“The German Transport Minister has to answer this from 19 August,” Greenpeace special projects director, Wolfgang Lohbeck, told just-auto from Hamburg.

“It is very common they threaten a law case against a country and then the country has a certain time to react. The penalties are money and a European-wide ban on these cars.”

Greenpeace has unusually thrown its weight behind Mercedes in its efforts to allow the use of r134a as the automaker develops a CO2-based alternative, while Paris and Brussels remain implacably opposed.

The argument is also framed by Germany’s apparent reluctance to attempts by the EU to drive down CO2 emissions to 95g per vehicle.

German premium OEMs have been supporters of the super-credits allowing them to mitigate high emissions from some of their range with credits earned from electric or hybrid-electric vehicles – an apparent position that has met with criticism from environmental groups,

Greenpeace insists the EC potential action is based “purely on the refrigerant issue,” but that Germany’s views surrounding the CO2 debate could have provided Brussels with ammunition.

“It was a good hook to create a point against the all-too mighty Germans,” said Lohbeck.

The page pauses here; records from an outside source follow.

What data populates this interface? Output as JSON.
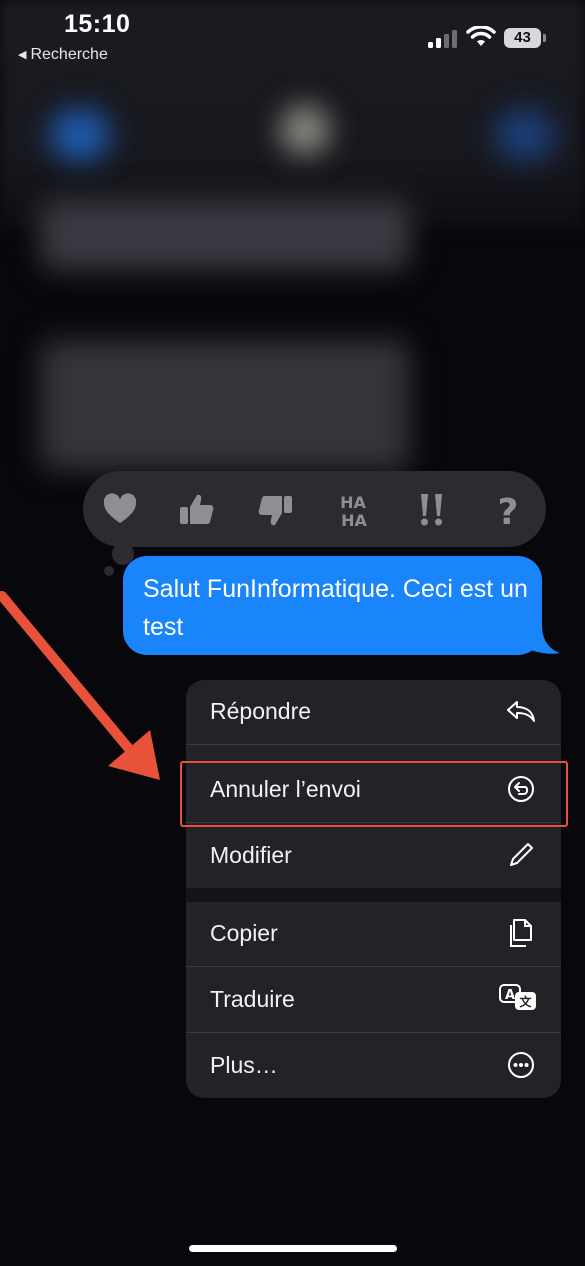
{
  "status_bar": {
    "time": "15:10",
    "back_label": "Recherche",
    "battery": "43"
  },
  "message": {
    "text": "Salut FunInformatique. Ceci est un test",
    "bubble_color": "#1a84fb"
  },
  "tapbacks": [
    "heart-icon",
    "thumbs-up-icon",
    "thumbs-down-icon",
    "haha-icon",
    "exclamation-icon",
    "question-icon"
  ],
  "menu": {
    "items": [
      {
        "label": "Répondre",
        "icon": "reply-icon"
      },
      {
        "label": "Annuler l’envoi",
        "icon": "undo-send-icon"
      },
      {
        "label": "Modifier",
        "icon": "pencil-icon"
      },
      {
        "label": "Copier",
        "icon": "copy-icon"
      },
      {
        "label": "Traduire",
        "icon": "translate-icon"
      },
      {
        "label": "Plus…",
        "icon": "more-icon"
      }
    ]
  },
  "colors": {
    "annotation": "#e8523a",
    "menu_bg": "#232327"
  }
}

The German Transport Ministry was not immediately available today (16 August) for comment.